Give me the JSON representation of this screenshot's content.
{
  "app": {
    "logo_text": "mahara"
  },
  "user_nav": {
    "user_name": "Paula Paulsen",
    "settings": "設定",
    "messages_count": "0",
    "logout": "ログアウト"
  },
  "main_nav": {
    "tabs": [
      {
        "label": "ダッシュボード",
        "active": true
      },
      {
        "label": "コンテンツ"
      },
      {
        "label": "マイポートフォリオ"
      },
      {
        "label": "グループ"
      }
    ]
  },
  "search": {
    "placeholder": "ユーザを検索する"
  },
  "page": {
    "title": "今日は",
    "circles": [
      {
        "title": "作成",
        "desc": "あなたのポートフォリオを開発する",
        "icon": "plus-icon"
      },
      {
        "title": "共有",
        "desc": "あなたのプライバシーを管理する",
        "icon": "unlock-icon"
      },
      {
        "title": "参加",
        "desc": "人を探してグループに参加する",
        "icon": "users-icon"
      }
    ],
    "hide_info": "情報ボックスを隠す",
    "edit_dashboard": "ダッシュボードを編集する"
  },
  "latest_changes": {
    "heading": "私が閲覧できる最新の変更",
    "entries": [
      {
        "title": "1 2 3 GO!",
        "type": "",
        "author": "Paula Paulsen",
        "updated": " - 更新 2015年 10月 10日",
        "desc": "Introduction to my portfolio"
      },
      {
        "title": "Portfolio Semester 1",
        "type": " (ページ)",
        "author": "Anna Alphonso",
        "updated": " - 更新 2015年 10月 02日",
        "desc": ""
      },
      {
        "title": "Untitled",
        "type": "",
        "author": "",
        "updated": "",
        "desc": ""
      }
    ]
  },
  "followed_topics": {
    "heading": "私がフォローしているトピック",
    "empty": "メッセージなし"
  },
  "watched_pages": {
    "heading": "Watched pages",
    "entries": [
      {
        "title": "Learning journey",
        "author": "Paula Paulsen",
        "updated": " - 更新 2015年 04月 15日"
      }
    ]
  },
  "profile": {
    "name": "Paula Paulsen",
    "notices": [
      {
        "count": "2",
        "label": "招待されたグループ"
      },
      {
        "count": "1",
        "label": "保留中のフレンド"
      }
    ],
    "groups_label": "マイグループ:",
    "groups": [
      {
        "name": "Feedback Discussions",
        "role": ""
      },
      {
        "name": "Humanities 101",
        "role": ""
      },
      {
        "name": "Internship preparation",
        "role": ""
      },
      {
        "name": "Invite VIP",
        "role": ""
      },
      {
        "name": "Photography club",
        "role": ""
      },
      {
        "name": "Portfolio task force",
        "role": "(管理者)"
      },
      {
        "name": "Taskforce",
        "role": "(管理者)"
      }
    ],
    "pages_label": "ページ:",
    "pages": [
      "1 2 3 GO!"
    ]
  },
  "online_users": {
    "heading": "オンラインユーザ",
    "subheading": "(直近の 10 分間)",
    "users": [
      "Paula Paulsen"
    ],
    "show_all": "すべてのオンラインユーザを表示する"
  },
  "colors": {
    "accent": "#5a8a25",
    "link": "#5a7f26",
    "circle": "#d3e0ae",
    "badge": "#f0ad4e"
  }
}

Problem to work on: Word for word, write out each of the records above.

Exercise answer:
Give me the JSON representation of this screenshot's content.
{
  "app": {
    "logo_text": "mahara"
  },
  "user_nav": {
    "user_name": "Paula Paulsen",
    "settings": "設定",
    "messages_count": "0",
    "logout": "ログアウト"
  },
  "main_nav": {
    "tabs": [
      {
        "label": "ダッシュボード",
        "active": true
      },
      {
        "label": "コンテンツ"
      },
      {
        "label": "マイポートフォリオ"
      },
      {
        "label": "グループ"
      }
    ]
  },
  "search": {
    "placeholder": "ユーザを検索する"
  },
  "page": {
    "title": "今日は",
    "circles": [
      {
        "title": "作成",
        "desc": "あなたのポートフォリオを開発する",
        "icon": "plus-icon"
      },
      {
        "title": "共有",
        "desc": "あなたのプライバシーを管理する",
        "icon": "unlock-icon"
      },
      {
        "title": "参加",
        "desc": "人を探してグループに参加する",
        "icon": "users-icon"
      }
    ],
    "hide_info": "情報ボックスを隠す",
    "edit_dashboard": "ダッシュボードを編集する"
  },
  "latest_changes": {
    "heading": "私が閲覧できる最新の変更",
    "entries": [
      {
        "title": "1 2 3 GO!",
        "type": "",
        "author": "Paula Paulsen",
        "updated": " - 更新 2015年 10月 10日",
        "desc": "Introduction to my portfolio"
      },
      {
        "title": "Portfolio Semester 1",
        "type": " (ページ)",
        "author": "Anna Alphonso",
        "updated": " - 更新 2015年 10月 02日",
        "desc": ""
      },
      {
        "title": "Untitled",
        "type": "",
        "author": "",
        "updated": "",
        "desc": ""
      }
    ]
  },
  "followed_topics": {
    "heading": "私がフォローしているトピック",
    "empty": "メッセージなし"
  },
  "watched_pages": {
    "heading": "Watched pages",
    "entries": [
      {
        "title": "Learning journey",
        "author": "Paula Paulsen",
        "updated": " - 更新 2015年 04月 15日"
      }
    ]
  },
  "profile": {
    "name": "Paula Paulsen",
    "notices": [
      {
        "count": "2",
        "label": "招待されたグループ"
      },
      {
        "count": "1",
        "label": "保留中のフレンド"
      }
    ],
    "groups_label": "マイグループ:",
    "groups": [
      {
        "name": "Feedback Discussions",
        "role": ""
      },
      {
        "name": "Humanities 101",
        "role": ""
      },
      {
        "name": "Internship preparation",
        "role": ""
      },
      {
        "name": "Invite VIP",
        "role": ""
      },
      {
        "name": "Photography club",
        "role": ""
      },
      {
        "name": "Portfolio task force",
        "role": "(管理者)"
      },
      {
        "name": "Taskforce",
        "role": "(管理者)"
      }
    ],
    "pages_label": "ページ:",
    "pages": [
      "1 2 3 GO!"
    ]
  },
  "online_users": {
    "heading": "オンラインユーザ",
    "subheading": "(直近の 10 分間)",
    "users": [
      "Paula Paulsen"
    ],
    "show_all": "すべてのオンラインユーザを表示する"
  },
  "colors": {
    "accent": "#5a8a25",
    "link": "#5a7f26",
    "circle": "#d3e0ae",
    "badge": "#f0ad4e"
  }
}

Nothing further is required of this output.